We all know from books, films and TV that England’s King Henry VIII had a bad history with his six wives. #1.Divorced; #2.Beheaded; #3.Died; #4.Divorced; #5.Beheaded; #6.Survived. This is a play about Katherine Parr (Olivia Saccomanno), the one who survived him.
Playwright Kate Hennig has taken the conceit to move the story into the 21st century. Biographers have described Parr as strong-willed, outspoken and physically desirable. In Hennig’s version, she is also a forthright feminist, standing up to her pompous King-husband (David Hunt Stafford) in ways that could cost her her head.
The facts are verifiable as Parr, in her early 30’s, did successfully advocate for the rights to succession of Henry’s daughters Mary (Nathalie Rudolph) and Bess (Lily Daugherty) that led to them following Edward VI (Andrew Grigorian) on the throne.
Here she is teacher to the boy Edward, a friend to the sullen Mary, and mentor to lively Elizabeth (Bess). She has a lover, Thomas Seymour (Caleb Slavens), and manages to keep him hidden from her possessive husband (others weren’t so lucky). However, since the panoply of Royalty is missing, the relationships seem more Orange County than Elizabethan and the modern tone and style robs it of the terror of Henry’s reign.
Directed by L. Flint Esquerra, with impressive set by Jeff G. Rack. Produced by David Hunt Stafford.

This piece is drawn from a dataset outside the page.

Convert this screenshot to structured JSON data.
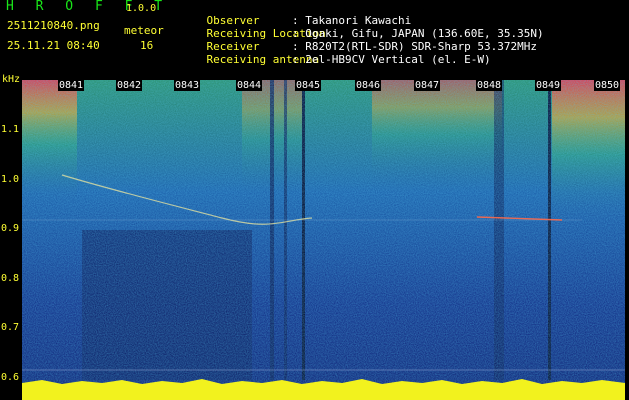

At Theatre 40, in Reuben Cordova Theatre, 241 s. Moreno Drive, Beverly Hills. Through Feb 18. Tickets: 310-364-0535 or www.theatre40.org.
Photos by Ed Krieger.